Celebrity chef Pete Evans has had his Facebook page removed after he repeatedly shared misinformation about the Covid-19 virus and vaccines.
Evans had around 1.5 million Facebook followers, and would post conspiracy theories which have been debunked by medical experts.
What did Evans say?
The Australian chef published a range of posts about the severity of the virus, mask wearing, and vaccines. He also posted incorrect information about 5G networks.
In his podcast, Evans repeatedly made claims that the coronavirus pandemic was a hoax.
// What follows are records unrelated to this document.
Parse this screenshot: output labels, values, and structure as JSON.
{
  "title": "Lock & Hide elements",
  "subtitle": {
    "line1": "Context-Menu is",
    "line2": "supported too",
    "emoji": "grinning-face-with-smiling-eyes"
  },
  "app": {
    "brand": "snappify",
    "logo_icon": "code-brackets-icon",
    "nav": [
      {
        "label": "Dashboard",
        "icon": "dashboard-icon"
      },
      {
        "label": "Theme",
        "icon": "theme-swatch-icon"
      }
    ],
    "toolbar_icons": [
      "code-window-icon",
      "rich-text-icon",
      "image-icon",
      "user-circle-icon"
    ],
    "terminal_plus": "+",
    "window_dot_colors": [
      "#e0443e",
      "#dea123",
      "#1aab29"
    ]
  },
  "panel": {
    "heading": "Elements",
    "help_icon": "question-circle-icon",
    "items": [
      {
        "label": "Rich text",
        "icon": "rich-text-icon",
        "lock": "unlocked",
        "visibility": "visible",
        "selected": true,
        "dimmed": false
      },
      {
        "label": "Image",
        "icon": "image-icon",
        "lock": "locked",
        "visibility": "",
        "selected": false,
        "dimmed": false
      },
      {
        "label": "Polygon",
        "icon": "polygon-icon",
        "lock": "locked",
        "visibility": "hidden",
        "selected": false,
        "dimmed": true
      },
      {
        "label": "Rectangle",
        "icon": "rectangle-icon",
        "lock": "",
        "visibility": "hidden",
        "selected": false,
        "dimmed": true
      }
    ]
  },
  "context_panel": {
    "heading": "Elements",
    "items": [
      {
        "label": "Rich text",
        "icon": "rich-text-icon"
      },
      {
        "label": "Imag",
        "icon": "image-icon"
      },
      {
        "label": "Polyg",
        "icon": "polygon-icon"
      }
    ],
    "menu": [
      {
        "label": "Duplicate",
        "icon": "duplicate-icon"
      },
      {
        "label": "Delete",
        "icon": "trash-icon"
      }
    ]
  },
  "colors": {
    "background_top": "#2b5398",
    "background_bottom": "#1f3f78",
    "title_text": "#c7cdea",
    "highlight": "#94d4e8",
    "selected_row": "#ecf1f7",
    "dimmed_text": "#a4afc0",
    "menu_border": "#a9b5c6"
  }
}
The chef posted over 200 times on Facebook in December, sharing anti-vaccine and anti-mask content, as well as urging Sydney residents not to get tested amid the Covid-19 outbreak.
Content from his page was repeatedly removed or labelled as untrue by Facebook’s third party fact checking partners.
What has Facebook said?
A Facebook spokesperson said, “We have clear policies against this type of content and we’ve removed chef Pete Evans’ Facebook page for repeated violations of these policies.”
Previously, Facebook had removed just individual posts from Evans’ page for violating its misinformation and harm policies, but now this has escalated into his page being permanently deleted.
“We don’t allow anyone to share misinformation about Covid-19 that could lead to imminent physical harm or [about] Covid-19 vaccines that have been debunked by experts,” the social media platform said.
The chef’s Instagram account, which is also owned by Facebook, remains active.
Back in April, Evans’ company was fined more than $25,000 by the Therapeutic Goods Administration after he promoted an item called a BioCharger on a Facebook live session, claiming it could be used to cure, what he called, the “Wuhan coronavirus.”
The TGA said the claim had “no apparent foundation.”
In November, Evans also garnered backlash after posting a cartoon on social media that featured a neo-Nazi symbol.
The now deleted post showed a cartoon of a caterpillar wearing a ‘Make America Great Again’ cap talking to a black butterfly with a black sun symbol on its wing.
The Anti-Defamation League (ADL) explains that the black sun symbol is also known as “the sonnenrad or sunwheel,” and says that it is “one of a number of ancient European symbols appropriated by Nazis.”
“In Nazi Germany, the Nazi Party, the SA and the SS all used sonnenrad symbology at times, which has led neo-Nazis and other modern white supremacists to adopt such images,” the ADL says.
After posting the cartoon, a number of businesses and retailers cut ties with Evans, including Woolworths Group, publisher Pan Macmillan and kitchenware brand Baccarat, which had a range of products with Evans’ name on them.
Initially, Evans claimed that he knew what the symbol meant, but eventually backtracked to state that he actually was unaware of its meaning.
Who is Pete Evans?
Evans is an Australian celebrity chef, best known for being a judge for 10 seasons on the cooking show My Kitchen Rules.
In 2017, Evans produced and narrated a documentary on Netflix called The Magical Pill, which claimed that the keto diet could help manage cancer.
Evans has also written a number of books, including Easy Keto (2019), Healthy Every Day (2014) and My Kitchen (2011).
A version of this article originally appeared on our sister site The Scotsman